As traders, it’s easy to get comfortable trading in certain time parameters.
Day traders, by definition, are in a position after the opening bell and selling that position before the market closes, while a swing trader tends to have more of an open mind about how long he or she might be in a trade.
Though, it’s probably safe to say that it’s not common for a swing trader to enter a position with the thought that he or she will be holding that position for months to come.
Instead, their initial plan is usually to hold for a couple of days to a few weeks.
Using a rather traditional swing trader mindset, I recently bought calls in a stock that expire on October 8th.
While the stock has struggled to rise in my favor, the longer-term technical setup is interesting enough to make me consider buying the shares outright for a multi-month swing trade. Today, I am going to walk you through that setup.
This past week, I went long 50 of the JMIA $18 calls that expire on Oct 08.
My initial thoughts when entering the trade were that gauging upside is really tough on a stock like this, but I would plan to scale out for a profit if JMIA happened to hit $22, and then $24 on the remainder.
The other thing I liked about the trade at the time of entry was the limited downside that existed to the nearest key support level in the area of the 08/23 to 08/24 gap shown on Figure 1 below.
Remember, there’s an old adage on Wall Street that says, “all gaps get filled, eventually.”
Once these gaps are filled, they tend to hold, at least initially, which means traders must learn to use these gaps as key levels to set as stopout protection.
At the time I brought this shorter-term swing trade to the attention of my readers, I also noted that “for $20 I would also like to flat out buy the stock and hold it for a while.”
Let’s take a closer look at some of the key technical developments that also have me wanting to acquire shares for a long-term investment.
Headquartered in Berlin, Germany, Jumia Technologies AG provides e-commerce services, offering products that include dresses, leggings, skirts, polo shirts, belts, watches, sunglasses, health products, beauty products and a range of products for children, among others.
Based on analysts offering 12-month price targets for JMIA in the last 3 months, the average price target is $23 with a high estimate of $25 and a low estimate of $21.
Interestingly, though, all analysts that currently cover the stock sit with a hold rating.
There’s another old Wall Street adage that says, “nothing changes sentiment quite like price.”
In this case, that means there’s plenty of potential fuel for a longer-term bullish trade if the technicals start to turn bullish and force analysts to start a Buy recommendation bandwagon.
But what about the technicals?
What, if anything, are the technicals showing that is potentially positive for a longer-term notation in price to the upside?
Quite simply, as is revealed in both Figures 1 and 2, I like what the RSI (Relative Strength Index) momentum indicator has been doing.

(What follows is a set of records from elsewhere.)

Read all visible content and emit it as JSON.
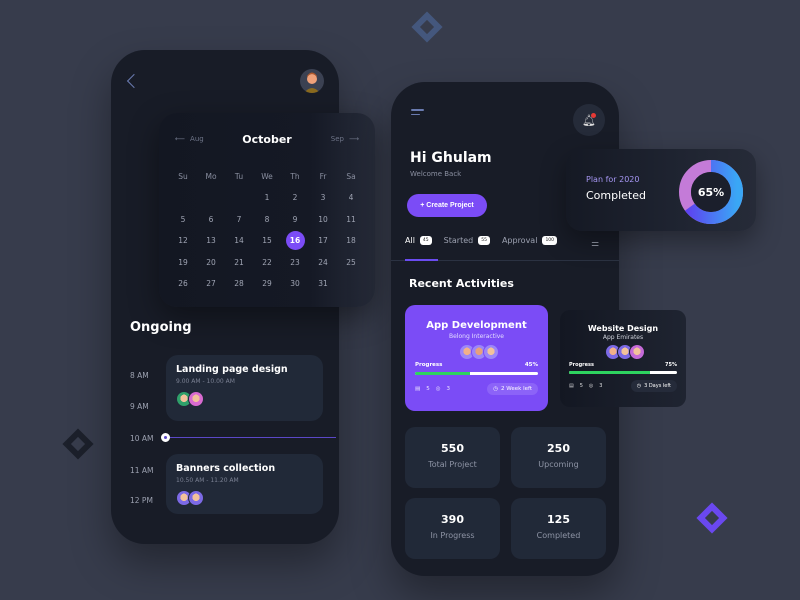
{
  "calendar_screen": {
    "back_icon": "chevron-left-icon",
    "avatar_icon": "user-avatar-male",
    "calendar": {
      "month": "October",
      "prev_month": "Aug",
      "next_month": "Sep",
      "weekdays": [
        "Su",
        "Mo",
        "Tu",
        "We",
        "Th",
        "Fr",
        "Sa"
      ],
      "first_weekday_index": 3,
      "days_in_month": 31,
      "selected_day": "16"
    },
    "ongoing_title": "Ongoing",
    "time_labels": [
      "8 AM",
      "9 AM",
      "10 AM",
      "11 AM",
      "12 PM"
    ],
    "events": [
      {
        "title": "Landing page design",
        "time": "9.00 AM - 10.00 AM"
      },
      {
        "title": "Banners collection",
        "time": "10.50 AM - 11.20 AM"
      }
    ]
  },
  "dashboard_screen": {
    "menu_icon": "hamburger-menu-icon",
    "bell_icon": "notification-bell-icon",
    "greeting": "Hi Ghulam",
    "welcome": "Welcome Back",
    "create_button": "+ Create Project",
    "tabs": [
      {
        "label": "All",
        "count": "45",
        "active": true
      },
      {
        "label": "Started",
        "count": "55",
        "active": false
      },
      {
        "label": "Approval",
        "count": "100",
        "active": false
      }
    ],
    "filter_icon": "sliders-filter-icon",
    "recent_title": "Recent Activities",
    "activities": [
      {
        "title": "App Development",
        "subtitle": "Belong Interactive",
        "progress_label": "Progress",
        "progress": "45%",
        "progress_value": 45,
        "files": "5",
        "comments": "3",
        "time_left": "2 Week left"
      },
      {
        "title": "Website Design",
        "subtitle": "App Emirates",
        "progress_label": "Progress",
        "progress": "75%",
        "progress_value": 75,
        "files": "5",
        "comments": "3",
        "time_left": "3 Days left"
      }
    ],
    "stats": [
      {
        "value": "550",
        "label": "Total Project"
      },
      {
        "value": "250",
        "label": "Upcoming"
      },
      {
        "value": "390",
        "label": "In Progress"
      },
      {
        "value": "125",
        "label": "Completed"
      }
    ]
  },
  "plan_card": {
    "title": "Plan for 2020",
    "status": "Completed",
    "percent_label": "65%",
    "percent_value": 65
  },
  "colors": {
    "accent": "#7b4cf6",
    "progress_green": "#2ed35f",
    "background": "#373c4c",
    "phone_bg": "#181c27",
    "card_bg": "#212938"
  }
}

Much more than a simple indicator of overbought and oversold conditions, the RSI momentum indicator is a trend strength indicator.
Unfortunately, RSI is one of the most misused indicators in all of technical analysis, but that’s a discussion that demands its own lengthy commentary.
For today, I’d like to discuss its use as an early indication of meaningful trend rotation.
Here’s how to use RSI to spot the start of a new bull trend
On Figure 2, you’ll notice that, since rotating its way up from an oversold reading of 25, the default 14-day RSI indicator recently bounced off of the 40 level.
Why is this important?
Because 40 is considered the bottom of a bullish momentum regime for this indicator. Conversely, 60 is the top of a bearish momentum regime.
In other words, if a stock is in the midst of a downside correction, and the RSI indicator holds above 40 during that correction, it is an indication that the correction is healthy, and that the trend mechanics are bullish.
On the opposite side of the spectrum, if a stock were in the midst of an upside correction (i.e. bouncing after a long-term downtrend), and the RSI indicator held below 60 during that correction, it is an indication that the correction is healthy, and that the trend mechanics are bearish.
As the green circles on Figure 2 show, there are a number of examples during JMIA’s relatively short trading history when the stock was in the midst of trying to bottom and the RSI held the 40 level, leading to meaningful rallies in the months that followed.
I’ve also used red circles to highlight the numerous times the stock price has broken down into more prolonged downtrends when the RSI indicator failed to hold the 40 level.
While price should always be the ultimate arbiter in any trader’s trading plan, RSI, when used properly, can be a powerful tool for helping us understand when it is time to speculate that the odds of a future price rally have improved.
Given what I am seeing on the chart of JMIA right now, I want to be a longer-term holder of JMIA shares until either price or RSI tell me that the recent bottoming effort has broken down.
That will either occur with a close below the most recent pivot low at $17.98 or if RSI rotated below 40 on a closing basis.